Human resources seemed like a good bet because the company’s Twitter profile was proudly promoting a charity run in a couple of weeks’ time. Perhaps a spoofed email from the charity itself, containing a letter of thanks and expressing their gratitude, would do the trick. The attacker takes a punt that the HR manager won’t notice a slight misspelling in the charity name in the email sender domain, and puts the name of the charity director at the bottom of the email while using the charity’s branding. The email is then opened and so is the attached document which looks like a thank you statement…

… Now the attack begins

Although the document looks to be completely legitimate, it has a hidden and dangerous secret.  The file contains hidden code than can take advantage of a vulnerability in a lesser known sub-component of Microsoft Office. The HR manager’s endpoint doesn’t have the latest patches installed which means the embedded malware is free to work its deadly curse.

The malware creates a basic communications channel to the attacker’s control platform which is hidden out on the internet. By bypassing the network security controls of the organisation, using seemingly legitimate traffic channels, the malware establishes a direct connection from the attacker’s system straight into the company’s network.

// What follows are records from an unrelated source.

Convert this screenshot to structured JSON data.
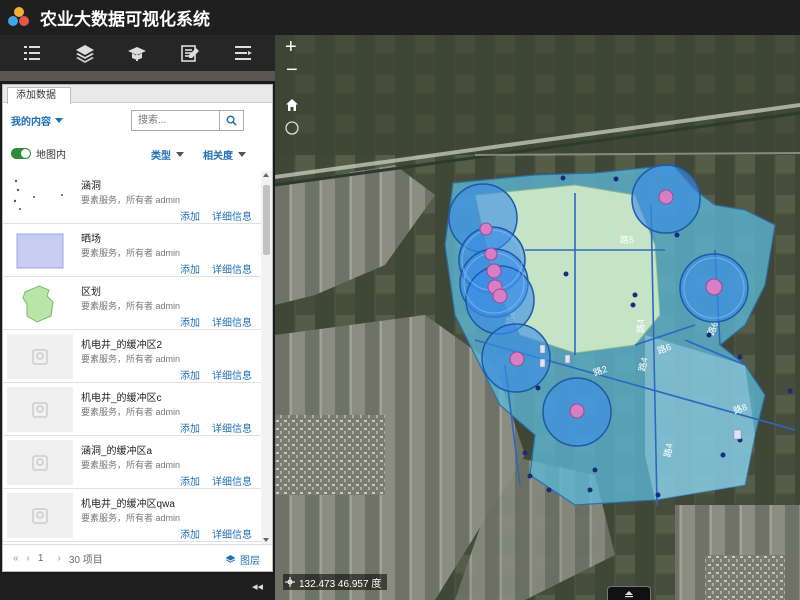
{
  "app": {
    "title": "农业大数据可视化系统"
  },
  "toolbar": {
    "buttons": [
      {
        "icon": "list-icon"
      },
      {
        "icon": "layers-icon"
      },
      {
        "icon": "basemap-icon"
      },
      {
        "icon": "edit-icon"
      },
      {
        "icon": "menu-icon"
      }
    ]
  },
  "panel": {
    "tab_label": "添加数据",
    "my_content_label": "我的内容",
    "search_placeholder": "搜索...",
    "in_map_label": "地图内",
    "sort_type_label": "类型",
    "sort_relevance_label": "相关度",
    "items": [
      {
        "title": "涵洞",
        "subtitle": "要素服务，所有者 admin",
        "add": "添加",
        "detail": "详细信息",
        "thumb": "points"
      },
      {
        "title": "晒场",
        "subtitle": "要素服务，所有者 admin",
        "add": "添加",
        "detail": "详细信息",
        "thumb": "square"
      },
      {
        "title": "区划",
        "subtitle": "要素服务，所有者 admin",
        "add": "添加",
        "detail": "详细信息",
        "thumb": "polygon"
      },
      {
        "title": "机电井_的缓冲区2",
        "subtitle": "要素服务，所有者 admin",
        "add": "添加",
        "detail": "详细信息",
        "thumb": "placeholder"
      },
      {
        "title": "机电井_的缓冲区c",
        "subtitle": "要素服务，所有者 admin",
        "add": "添加",
        "detail": "详细信息",
        "thumb": "placeholder"
      },
      {
        "title": "涵洞_的缓冲区a",
        "subtitle": "要素服务，所有者 admin",
        "add": "添加",
        "detail": "详细信息",
        "thumb": "placeholder"
      },
      {
        "title": "机电井_的缓冲区qwa",
        "subtitle": "要素服务，所有者 admin",
        "add": "添加",
        "detail": "详细信息",
        "thumb": "placeholder"
      }
    ],
    "pager": {
      "first": "«",
      "prev": "‹",
      "page": "1",
      "next": "›",
      "count": "30 项目",
      "layers_label": "图层"
    },
    "collapse": "◂◂"
  },
  "map": {
    "zoom_in": "+",
    "zoom_out": "−",
    "coordinates": "132.473 46.957 度",
    "road_labels": [
      "路5",
      "路4",
      "路4",
      "路6",
      "路2",
      "路8",
      "路6",
      "路4",
      "路1"
    ],
    "colors": {
      "zone_fill": "#5cb8d6",
      "field_fill": "#d8f0c8",
      "buffer_fill": "#3c8ee6",
      "well_dot": "#d77fc4",
      "road": "#2f66c2"
    }
  }
}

This happens without any need to authenticate and bypasses all security controls.

Using this back door the attacker starts installing their tools on the endpoint. They can be used to explore the environment and to footprint the network and resources, thus learning the structure and layout of the organisation’s defences. This method leverages precompiled tools that elevate their privileges as they roam seemingly unnoticed, searching for the prize they’re looking for.

Soon they find the desktop of the company’s web developer and install a keylogger using their newly obtained administrator privileges. Patiently they wait and capture everything she types until eventually they capture her credentials to the web server.

Now the attacker can login to the web server and explore the configuration. They find credentials stored in a configuration file that is used to connect to the medical records database. With these credentials they are able to take a copy of the database and exfiltrate it out of the organisation using their previously established communications channel.

Game over!

It’s somewhat clear to see that this was not an especially sophisticated attack and didn’t require the expertise of a technical genius or the resources of a nation state backed hacker group. It could have been carried out by anybody capable of running a set of publicly available tools coupled with enough knowledge to know how to use them. This is what the threat landscape really looks like today.

Cyber criminals vary in skill level and motivation. Whether it’s targeted data theft, a person with an axe to grind, or simply an opportunist who chose an organisation purely by chance, it’s clear to see that businesses need to be taking a proactive approach to cyber security.

That’s where we can help. Proact has a mature security operations centre (SOC) that can hunt down threats on your behalf to help you mitigate potential security breaches as early as possible. Our SOC can act as a virtual extension of your existing IT, providing 24/7 threat detection and remediation advice.

Running security logging and analysis in-house can be prohibitively expensive, and not having access to the right security skills can cost your business even more thanks to data leakages, reputational damage and legal consequences.

We’ve been keeping our customer data safe via our managed services for more than a decade and our SOC has naturally evolved from an internal-only security function. We’ve scaled this out to help organisations conduct cyber security surveillance round-the-clock on their own platforms, using the experience, knowledge and expertise of our analysts to help detect potential threats while offering guidance on how to proactively respond to them.